Doing Business 2014: Understanding Regulations for Small and Medium-Size Enterprises shows that efforts to strengthen legal institutions and reduce the complexity and cost of regulatory processes have paid off for entrepreneurs in Europe and Central Asia. The region has overtaken East Asia and the Pacific as the second most business-friendly after the high-income economies in the Organization for Economic Co-operation and Development (OECD).

The report finds that since 2009, 92 percent of economies in Europe and Central Asia have improved their process for starting a business, a higher share than in any other region. Thanks to these efforts, today it is the easiest region for business entry, ahead of the OECD high-income economies. In response to the financial crisis, 73 percent of the region's economies reformed insolvency proceedings over the same period, and 85 percent made it easier to pay taxes.

"Joining the European Union (EU) in 2004 was a great motivator for some economies in the region," said Augusto Lopez-Claros, Director, Global Indicators and Analysis, World Bank Group. "Our report finds that these economies have continued on a path of comprehensive and ambitious economic and institutional reform even after EU entry, ensuring that they could compete with their more developed high-income partners. Beyond that, the report finds that there is encouraging news across Europe and Central Asia. Of the 20 economies narrowing the gap with better business regulatory practices the most since 2009, nine are in the region: Armenia, Belarus, Georgia, Kosovo, the former Yugoslav Republic of Macedonia, Moldova, Poland, the Russian Federation, and Ukraine."

Bulgaria keeps its position and is ranked 58 on ease of doing business out of 189 countries this year. Last year ranking was 57 out of 185 economies.

The Russian Federation was among the global top 10 improvers in the past year, with reforms in five areas tracked by Doing Business. Builders dealing with the permitting process in Moscow now face fewer delays, more streamlined approvals, and lower fees thanks to the adoption of the national urban planning code and a time limit for registering new buildings.

Poland continues to make regulations more business-friendly and in this year's report is at 45 in the global ranking of 189 economies on the ease of doing business. In the past year the government simplified business registration and construction permitting.

Croatia improved in five areas. In the area of trading across borders, for example, the government invested in improvements at the port of Rijeka and streamlined export customs procedures in preparation for accession to the EU Common Transit Convention.

Singapore tops the global ranking on the ease of doing business. Joining it on the list of the top 10 economies with the most business-friendly regulations are Hong Kong SAR, China; New Zealand; the United States; Denmark; Malaysia; the Republic of Korea; Georgia; Norway; and the United Kingdom.

In addition to the global rankings, every year Doing Business reports the economies that have improved the most on the indicators since the previous year.
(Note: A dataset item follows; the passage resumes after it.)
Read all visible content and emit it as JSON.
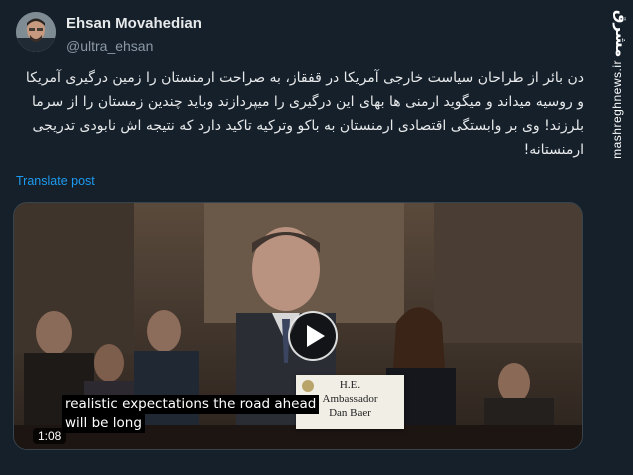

The 10 economies topping that list this year are (in order of improvement) Ukraine, Rwanda, the Russian Federation, the Philippines, Kosovo, Djibouti, Côte d'Ivoire, Burundi, the former Yugoslav Republic of Macedonia, and Guatemala. Yet challenges persist: five of this year's top improvers-Burundi, Côte d'Ivoire, Djibouti, the Philippines, and Ukraine-are still in the bottom half of the global ranking on the ease of doing business. [Read more here].